Task details
Your answer is a copy of every line in the records where "JSON" appears.
···
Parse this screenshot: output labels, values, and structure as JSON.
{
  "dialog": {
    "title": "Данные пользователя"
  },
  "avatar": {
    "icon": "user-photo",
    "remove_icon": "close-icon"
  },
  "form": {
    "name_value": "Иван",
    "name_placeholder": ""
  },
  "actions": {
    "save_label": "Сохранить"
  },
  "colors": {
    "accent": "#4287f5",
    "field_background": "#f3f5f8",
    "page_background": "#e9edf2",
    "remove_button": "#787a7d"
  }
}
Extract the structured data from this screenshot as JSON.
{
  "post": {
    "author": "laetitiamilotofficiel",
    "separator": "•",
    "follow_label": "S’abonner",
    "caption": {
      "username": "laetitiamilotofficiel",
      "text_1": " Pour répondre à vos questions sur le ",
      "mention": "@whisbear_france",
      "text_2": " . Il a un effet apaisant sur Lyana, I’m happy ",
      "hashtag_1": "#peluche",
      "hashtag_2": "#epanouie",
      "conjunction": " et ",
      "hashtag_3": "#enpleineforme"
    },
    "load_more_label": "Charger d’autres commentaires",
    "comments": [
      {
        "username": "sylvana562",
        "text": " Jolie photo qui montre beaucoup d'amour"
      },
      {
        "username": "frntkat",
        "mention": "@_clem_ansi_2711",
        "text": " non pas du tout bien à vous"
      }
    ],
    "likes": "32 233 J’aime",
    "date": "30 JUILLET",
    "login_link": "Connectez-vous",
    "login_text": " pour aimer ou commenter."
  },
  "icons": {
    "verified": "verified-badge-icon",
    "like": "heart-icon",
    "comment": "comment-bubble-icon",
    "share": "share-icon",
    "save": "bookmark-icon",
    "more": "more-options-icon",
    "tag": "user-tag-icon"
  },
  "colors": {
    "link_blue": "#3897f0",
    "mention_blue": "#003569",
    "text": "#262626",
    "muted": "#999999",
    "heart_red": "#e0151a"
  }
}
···
Result of this exercise
Parse this screenshot: output labels, values, and structure as JSON.
Extract the structured data from this screenshot as JSON.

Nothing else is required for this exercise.